▶ _RECORD EXTRACTS_:
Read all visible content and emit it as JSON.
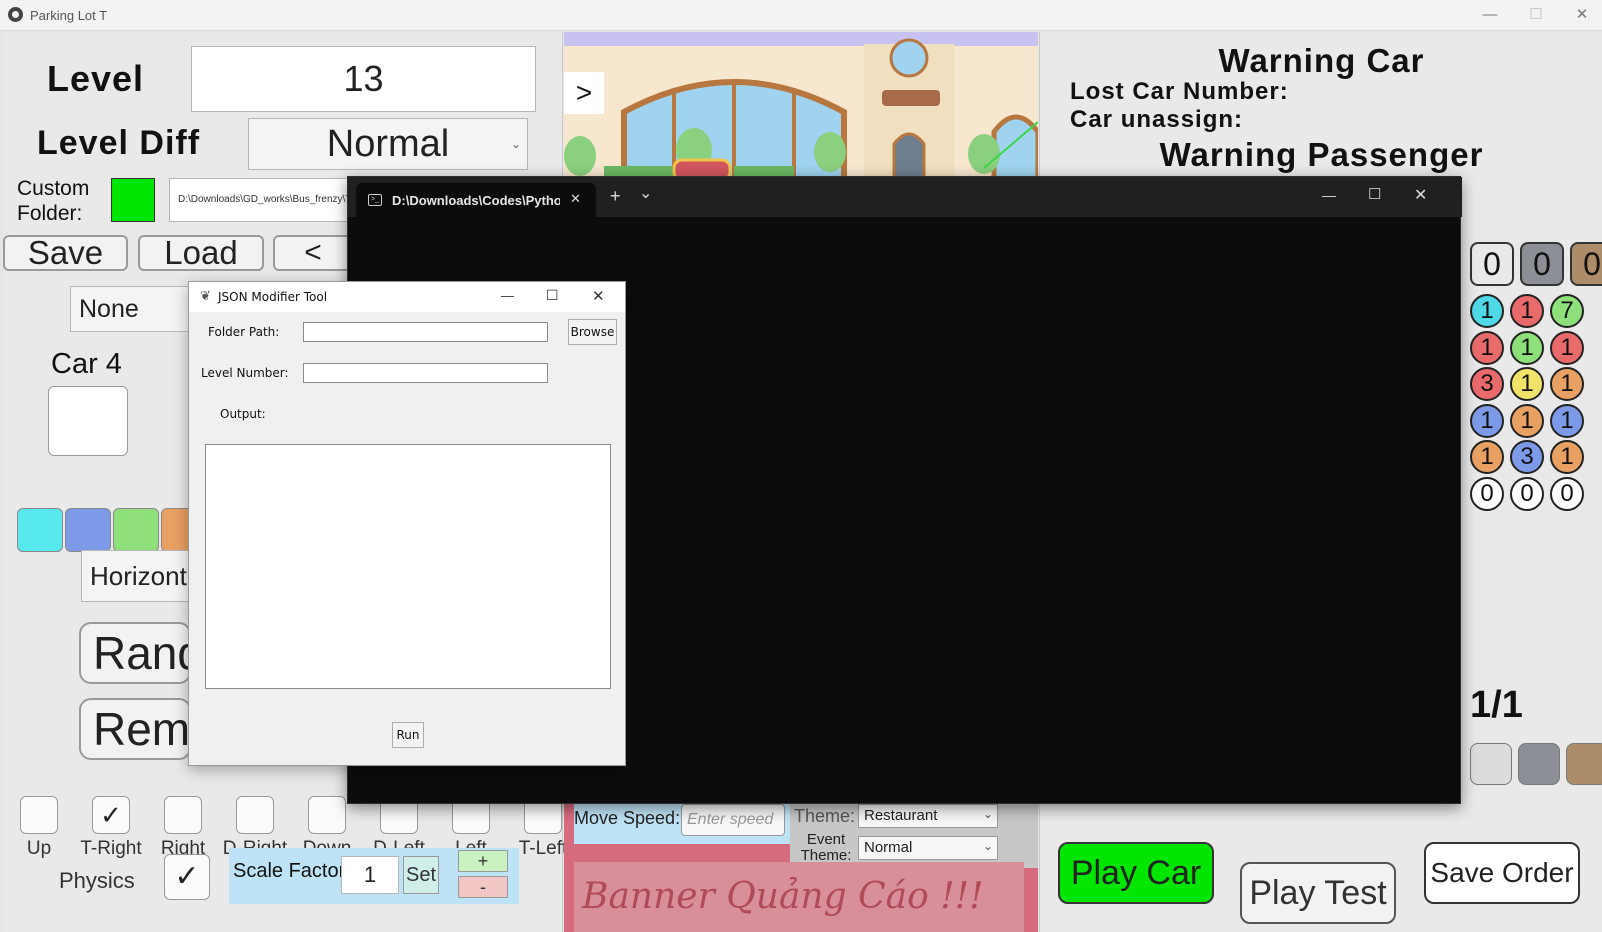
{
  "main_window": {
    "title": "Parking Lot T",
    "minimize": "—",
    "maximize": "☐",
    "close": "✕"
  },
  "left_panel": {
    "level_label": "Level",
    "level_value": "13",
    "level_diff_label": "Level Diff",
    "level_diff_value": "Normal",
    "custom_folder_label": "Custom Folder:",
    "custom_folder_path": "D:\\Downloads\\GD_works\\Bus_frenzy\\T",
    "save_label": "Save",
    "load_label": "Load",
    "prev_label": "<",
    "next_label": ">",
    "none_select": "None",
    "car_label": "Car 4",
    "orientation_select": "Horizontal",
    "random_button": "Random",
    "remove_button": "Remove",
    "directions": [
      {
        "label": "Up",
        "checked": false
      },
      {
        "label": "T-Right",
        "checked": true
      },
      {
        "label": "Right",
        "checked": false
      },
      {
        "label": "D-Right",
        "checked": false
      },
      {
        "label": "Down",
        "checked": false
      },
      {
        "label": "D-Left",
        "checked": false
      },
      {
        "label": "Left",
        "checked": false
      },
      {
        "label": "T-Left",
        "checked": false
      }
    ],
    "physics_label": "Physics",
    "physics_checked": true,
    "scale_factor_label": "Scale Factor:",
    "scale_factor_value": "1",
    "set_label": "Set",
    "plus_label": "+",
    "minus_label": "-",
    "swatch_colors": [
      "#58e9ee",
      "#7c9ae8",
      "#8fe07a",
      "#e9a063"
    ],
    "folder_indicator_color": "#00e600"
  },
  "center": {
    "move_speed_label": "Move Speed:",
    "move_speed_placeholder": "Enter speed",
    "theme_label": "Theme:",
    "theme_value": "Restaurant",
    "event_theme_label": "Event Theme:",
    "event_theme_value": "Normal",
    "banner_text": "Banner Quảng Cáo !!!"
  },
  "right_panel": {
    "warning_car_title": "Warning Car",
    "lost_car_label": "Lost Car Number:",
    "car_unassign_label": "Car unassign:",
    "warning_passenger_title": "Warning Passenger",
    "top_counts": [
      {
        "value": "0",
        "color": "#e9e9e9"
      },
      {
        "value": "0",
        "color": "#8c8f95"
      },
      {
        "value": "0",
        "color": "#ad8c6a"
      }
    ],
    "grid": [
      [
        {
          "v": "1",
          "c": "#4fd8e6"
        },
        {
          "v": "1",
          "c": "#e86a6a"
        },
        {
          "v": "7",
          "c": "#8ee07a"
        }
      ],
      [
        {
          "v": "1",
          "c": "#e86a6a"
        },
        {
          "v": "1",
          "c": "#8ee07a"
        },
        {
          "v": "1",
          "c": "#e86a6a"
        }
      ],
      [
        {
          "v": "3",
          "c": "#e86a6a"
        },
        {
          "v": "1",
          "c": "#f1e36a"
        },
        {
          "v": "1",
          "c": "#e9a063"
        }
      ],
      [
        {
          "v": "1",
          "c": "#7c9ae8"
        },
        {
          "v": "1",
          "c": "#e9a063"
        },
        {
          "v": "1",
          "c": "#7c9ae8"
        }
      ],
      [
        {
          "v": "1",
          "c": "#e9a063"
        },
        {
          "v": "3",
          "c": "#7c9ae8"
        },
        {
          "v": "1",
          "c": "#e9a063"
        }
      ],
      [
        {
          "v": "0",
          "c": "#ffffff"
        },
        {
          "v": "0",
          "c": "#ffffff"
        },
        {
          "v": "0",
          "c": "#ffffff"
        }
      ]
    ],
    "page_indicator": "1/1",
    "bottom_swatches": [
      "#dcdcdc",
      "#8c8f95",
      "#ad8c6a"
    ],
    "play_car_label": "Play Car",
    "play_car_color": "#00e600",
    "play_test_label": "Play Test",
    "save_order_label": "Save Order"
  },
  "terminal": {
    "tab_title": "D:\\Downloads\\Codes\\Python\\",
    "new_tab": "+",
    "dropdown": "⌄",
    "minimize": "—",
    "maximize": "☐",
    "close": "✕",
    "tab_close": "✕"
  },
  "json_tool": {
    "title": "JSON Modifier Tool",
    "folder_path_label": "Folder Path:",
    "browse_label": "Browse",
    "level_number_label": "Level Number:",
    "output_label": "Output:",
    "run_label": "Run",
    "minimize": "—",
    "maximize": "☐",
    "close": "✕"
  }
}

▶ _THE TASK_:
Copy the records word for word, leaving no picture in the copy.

▶ _SOLUTION BELOW_:
Read all visible content and emit it as JSON.
{
  "main_window": {
    "title": "Parking Lot T",
    "minimize": "—",
    "maximize": "☐",
    "close": "✕"
  },
  "left_panel": {
    "level_label": "Level",
    "level_value": "13",
    "level_diff_label": "Level Diff",
    "level_diff_value": "Normal",
    "custom_folder_label": "Custom Folder:",
    "custom_folder_path": "D:\\Downloads\\GD_works\\Bus_frenzy\\T",
    "save_label": "Save",
    "load_label": "Load",
    "prev_label": "<",
    "next_label": ">",
    "none_select": "None",
    "car_label": "Car 4",
    "orientation_select": "Horizontal",
    "random_button": "Random",
    "remove_button": "Remove",
    "directions": [
      {
        "label": "Up",
        "checked": false
      },
      {
        "label": "T-Right",
        "checked": true
      },
      {
        "label": "Right",
        "checked": false
      },
      {
        "label": "D-Right",
        "checked": false
      },
      {
        "label": "Down",
        "checked": false
      },
      {
        "label": "D-Left",
        "checked": false
      },
      {
        "label": "Left",
        "checked": false
      },
      {
        "label": "T-Left",
        "checked": false
      }
    ],
    "physics_label": "Physics",
    "physics_checked": true,
    "scale_factor_label": "Scale Factor:",
    "scale_factor_value": "1",
    "set_label": "Set",
    "plus_label": "+",
    "minus_label": "-",
    "swatch_colors": [
      "#58e9ee",
      "#7c9ae8",
      "#8fe07a",
      "#e9a063"
    ],
    "folder_indicator_color": "#00e600"
  },
  "center": {
    "move_speed_label": "Move Speed:",
    "move_speed_placeholder": "Enter speed",
    "theme_label": "Theme:",
    "theme_value": "Restaurant",
    "event_theme_label": "Event Theme:",
    "event_theme_value": "Normal",
    "banner_text": "Banner Quảng Cáo !!!"
  },
  "right_panel": {
    "warning_car_title": "Warning Car",
    "lost_car_label": "Lost Car Number:",
    "car_unassign_label": "Car unassign:",
    "warning_passenger_title": "Warning Passenger",
    "top_counts": [
      {
        "value": "0",
        "color": "#e9e9e9"
      },
      {
        "value": "0",
        "color": "#8c8f95"
      },
      {
        "value": "0",
        "color": "#ad8c6a"
      }
    ],
    "grid": [
      [
        {
          "v": "1",
          "c": "#4fd8e6"
        },
        {
          "v": "1",
          "c": "#e86a6a"
        },
        {
          "v": "7",
          "c": "#8ee07a"
        }
      ],
      [
        {
          "v": "1",
          "c": "#e86a6a"
        },
        {
          "v": "1",
          "c": "#8ee07a"
        },
        {
          "v": "1",
          "c": "#e86a6a"
        }
      ],
      [
        {
          "v": "3",
          "c": "#e86a6a"
        },
        {
          "v": "1",
          "c": "#f1e36a"
        },
        {
          "v": "1",
          "c": "#e9a063"
        }
      ],
      [
        {
          "v": "1",
          "c": "#7c9ae8"
        },
        {
          "v": "1",
          "c": "#e9a063"
        },
        {
          "v": "1",
          "c": "#7c9ae8"
        }
      ],
      [
        {
          "v": "1",
          "c": "#e9a063"
        },
        {
          "v": "3",
          "c": "#7c9ae8"
        },
        {
          "v": "1",
          "c": "#e9a063"
        }
      ],
      [
        {
          "v": "0",
          "c": "#ffffff"
        },
        {
          "v": "0",
          "c": "#ffffff"
        },
        {
          "v": "0",
          "c": "#ffffff"
        }
      ]
    ],
    "page_indicator": "1/1",
    "bottom_swatches": [
      "#dcdcdc",
      "#8c8f95",
      "#ad8c6a"
    ],
    "play_car_label": "Play Car",
    "play_car_color": "#00e600",
    "play_test_label": "Play Test",
    "save_order_label": "Save Order"
  },
  "terminal": {
    "tab_title": "D:\\Downloads\\Codes\\Python\\",
    "new_tab": "+",
    "dropdown": "⌄",
    "minimize": "—",
    "maximize": "☐",
    "close": "✕",
    "tab_close": "✕"
  },
  "json_tool": {
    "title": "JSON Modifier Tool",
    "folder_path_label": "Folder Path:",
    "browse_label": "Browse",
    "level_number_label": "Level Number:",
    "output_label": "Output:",
    "run_label": "Run",
    "minimize": "—",
    "maximize": "☐",
    "close": "✕"
  }
}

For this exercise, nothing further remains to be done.